Wikinvest Wire

Inside the GDP report

Friday, July 27, 2007

After a dismal showing in the first quarter, the U.S. economy grew at an annualized rate of 3.4 percent in the second quarter, the best performance in over a year. The details, however, contain some ominous signs for what may lay ahead.

Gross domestic product measures the total output of an economy or the combined value of all goods and services and is the most important indicator of economic health.

There are four major categories:

  • Personal consumption expenditures
  • Gross private domestic investment
  • Net exports of goods and services
  • Government consumption expenditures and gross investment
As shown in the chart below, consumer spending (in blue) has contributed the lion's share of growth in recent years but contracted sharply from a 2.56 percentage point contribution to overall GDP in the first quarter to just 0.89 percentage points in the second quarter.

With the exception of the Hurricane Katrina afected fourth quarter of 2005, this was the weakest period of consumer spending since the second quarter of 2001, and is roughly half of the average for the last four years.

You can see what might happen above based on the lagged effect of the housing boom on consumption. Private domestic investment (in red), of which one-third is residential construction, began to wane early in 2006 and then turned negative - now consumer spending drops precipitously.

Where will consumer spending go from here?

The last time consumer spending detracted from economic growth was back in 1991, but just maintaining the current level will likely be enough to post a negative overall growth number given the volatility in the other components.

Consumer spending, driven in large part by the housing boom and increased debt, has been a prop under the U.S. economy for years - it may be that the prop is being removed.

AddThis Social Bookmark Button


Anonymous said...

If oil prices stay elevated (about 10 percent higher so far in Q3 vs. Q2), the positive net exports for Q2 will turn negative in Q3. It looks like the gubmnt needs to step up.

Anonymous said...

Your charts and graphs are sooooo pornographic, Google probably has a problem distinguishing them from a Playboy center-fold.

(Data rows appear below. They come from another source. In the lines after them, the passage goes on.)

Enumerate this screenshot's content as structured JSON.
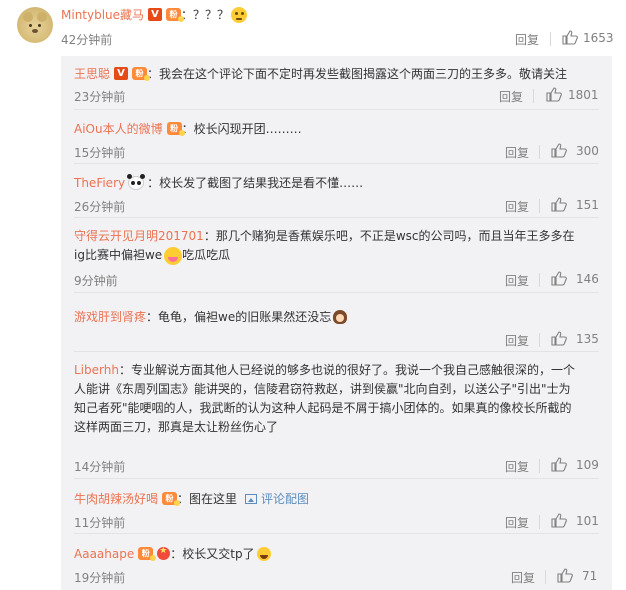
{
  "main": {
    "username": "Mintyblue藏马",
    "text": "：？？？",
    "time": "42分钟前",
    "reply": "回复",
    "likes": "1653"
  },
  "subs": [
    {
      "username": "王思聪",
      "text": "：我会在这个评论下面不定时再发些截图揭露这个两面三刀的王多多。敬请关注",
      "time": "23分钟前",
      "reply": "回复",
      "likes": "1801"
    },
    {
      "username": "AiOu本人的微博",
      "text": "：校长闪现开团………",
      "time": "15分钟前",
      "reply": "回复",
      "likes": "300"
    },
    {
      "username": "TheFiery",
      "text": "：校长发了截图了结果我还是看不懂……",
      "time": "26分钟前",
      "reply": "回复",
      "likes": "151"
    },
    {
      "username": "守得云开见月明201701",
      "text_a": "：那几个赌狗是香蕉娱乐吧，不正是wsc的公司吗，而且当年王多多在",
      "text_b": "ig比赛中偏袒we",
      "text_c": "吃瓜吃瓜",
      "time": "9分钟前",
      "reply": "回复",
      "likes": "146"
    },
    {
      "username": "游戏肝到肾疼",
      "text": "：龟龟，偏袒we的旧账果然还没忘",
      "time": "",
      "reply": "回复",
      "likes": "135"
    },
    {
      "username": "Liberhh",
      "text_a": "：专业解说方面其他人已经说的够多也说的很好了。我说一个我自己感触很深的，一个",
      "text_b": "人能讲《东周列国志》能讲哭的，信陵君窃符救赵，讲到侯赢\"北向自刭，以送公子\"引出\"士为",
      "text_c": "知己者死\"能哽咽的人，我武断的认为这种人起码是不屑于搞小团体的。如果真的像校长所截的",
      "text_d": "这样两面三刀，那真是太让粉丝伤心了",
      "time": "14分钟前",
      "reply": "回复",
      "likes": "109"
    },
    {
      "username": "牛肉胡辣汤好喝",
      "text": "：图在这里",
      "pic_link": "评论配图",
      "time": "11分钟前",
      "reply": "回复",
      "likes": "101"
    },
    {
      "username": "Aaaahape",
      "text": "：校长又交tp了",
      "time": "19分钟前",
      "reply": "回复",
      "likes": "71"
    }
  ]
}
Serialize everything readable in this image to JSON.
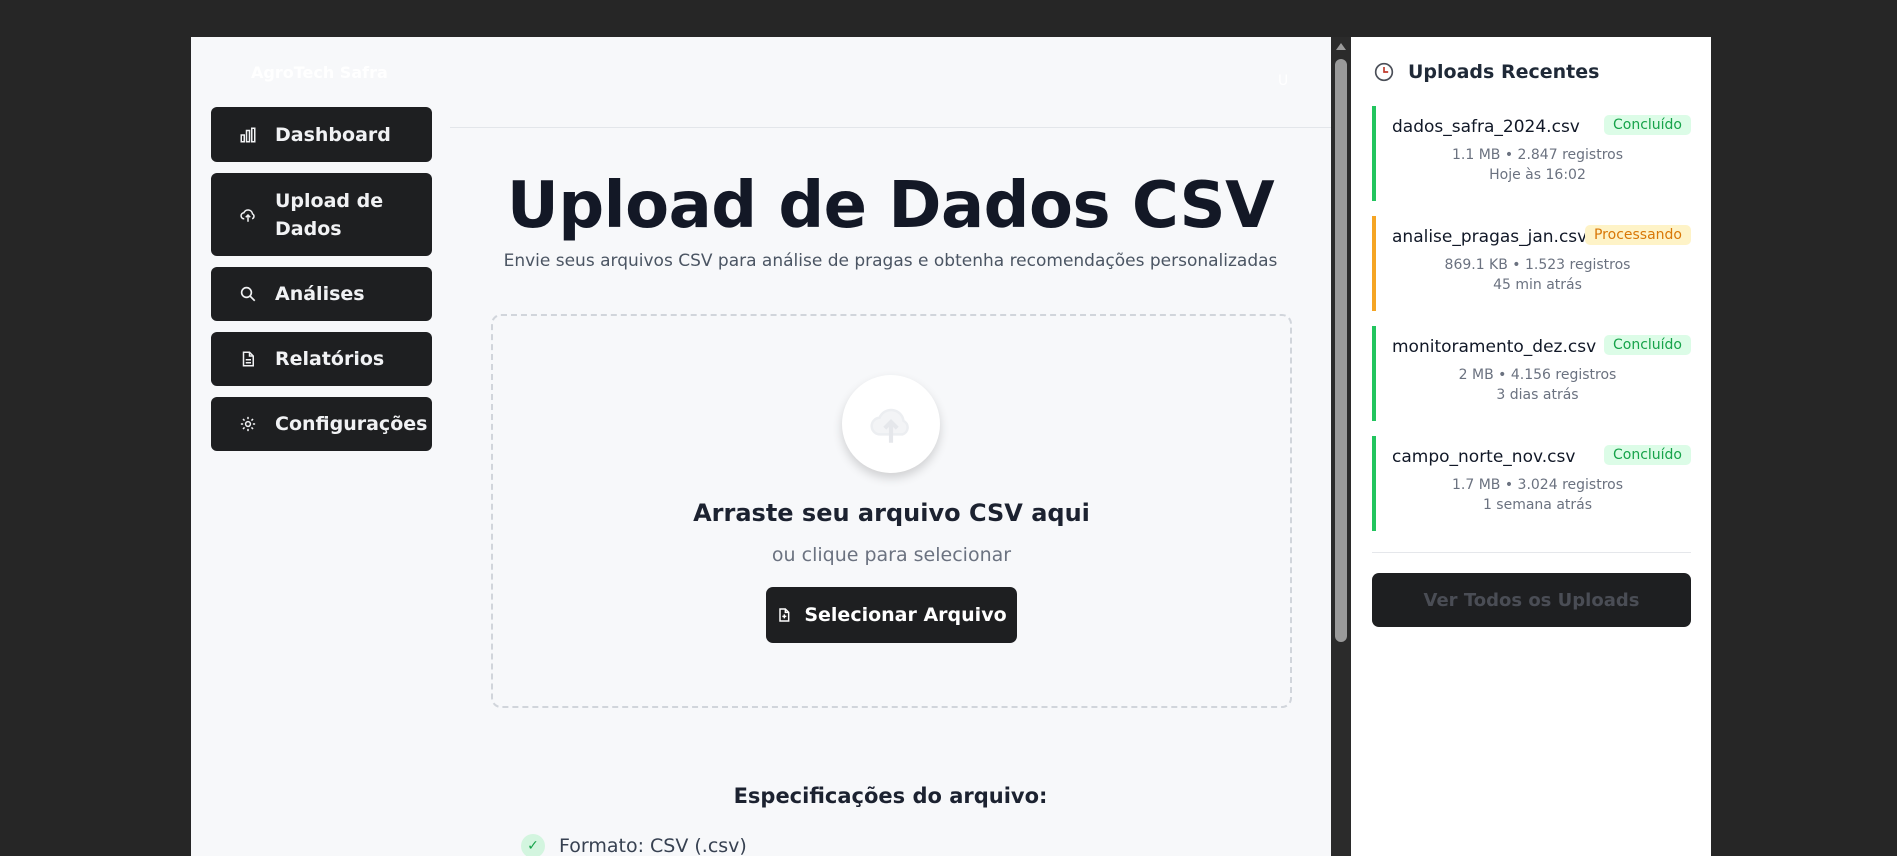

Anonymous said...

Very nice work on that chart Tim. This is simply original and clever.


  © Blogger template Newspaper by 2008

Back to TOP